Standing Orders (Public Business) [22 October 2015]

The Leader of the House said in July 2015 that EVEL would ensure that English MPs had their voice recognised within the Union.

The perceived grievance that somehow MPs from outside England pose an insidious influence on English affairs is totally incorrect. If MPs in England want a particular piece of legislation, they have the numbers to ensure that it progresses. With 533 of the 650 Members, English votes already have the capability to win every single time.

House of Commons Library research shows that between 2010 and 2015, the majority votes of English MPs matched the majority votes of the UK as a whole in 99% of Divisions. Yet the UK Government are pressing ahead with a major constitutional change that will fundamentally change the relationship between this House, Scotland, Wales and Northern Ireland.
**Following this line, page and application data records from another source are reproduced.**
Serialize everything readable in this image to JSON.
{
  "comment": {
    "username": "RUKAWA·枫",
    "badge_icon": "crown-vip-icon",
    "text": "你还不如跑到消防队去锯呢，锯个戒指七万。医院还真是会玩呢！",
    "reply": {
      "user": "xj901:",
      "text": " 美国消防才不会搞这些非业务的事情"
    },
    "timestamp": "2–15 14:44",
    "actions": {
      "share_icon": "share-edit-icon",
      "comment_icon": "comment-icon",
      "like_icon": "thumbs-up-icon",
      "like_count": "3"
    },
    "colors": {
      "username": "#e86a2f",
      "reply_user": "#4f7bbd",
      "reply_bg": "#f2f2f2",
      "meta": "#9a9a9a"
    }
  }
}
It is next to impossible to identify all the knock-on effects of EVEL on Scotland. One piece of legislation does not lead to one direct outcome: legislation is non-linear. My hon. Friend the Member for Perth and North Perthshire (Pete Wishart) said it best when he gave evidence to the Procedure Committee last month. He told it that, in taking forward EVEL proposals, the Leader of the House was using

“The most massive sledgehammer to crush the tiniest of nuts.”

The UK Government have indicated that EVEL is primarily an issue of fairness, and I fully concur that fairness should be a central principle in debating any constitutional change.

I believe, for example, that it is fair for Scotland’s decision on our membership of the European Union to be respected and that under no circumstances should we be dragged out of the EU without the consent of the people of Scotland. Scotland should also have a fair say on UK national infrastructure projects, such as the expansion of Heathrow airport. Despite Scotland’s financial contribution to such projects, the hon. Member for Milton Keynes South (Iain Stewart) stated that it could be deemed an English-only issue. Heathrow is an important issue to Scotland, yet our voice could be greatly weakened in the debate. Constitutional fairness should apply equally to all parts of the UK and it is worth remembering that the current UK Government did not receive an electoral mandate from the people of Scotland, Wales or Northern Ireland.

I hope that the concerns raised by SNP Members are not misconstrued. Indeed, we fully support the rights of our friends and neighbours in England to a more representative and vibrant democracy. The independence referendum campaign made Scotland the most exciting and politically engaged part of the UK, and we believe that people in England could also benefit from greater control over the issues that affect their lives and from a Parliament that is more responsive to their needs. However, the Government should not increase the rights of one group of people by decreasing the rights of others.

Ultimately, the proposals will only hasten Scottish independence, and for that I am truly grateful. EVEL is ill conceived. It will unnecessarily politicise the Speaker, and for that reason alone it should be rejected. In the meantime, I cannot argue in favour of a proposal that would decrease Scotland’s voice in this place and I hope that the proposals will be abandoned. I urge the Government to use this opportunity to move the UK towards a genuine, federal system of government, instead of the piecemeal and inadequate constitutional measures we have seen thus far. I say to the people of England: you are not too wee, you are not too poor—and on that I shall leave it.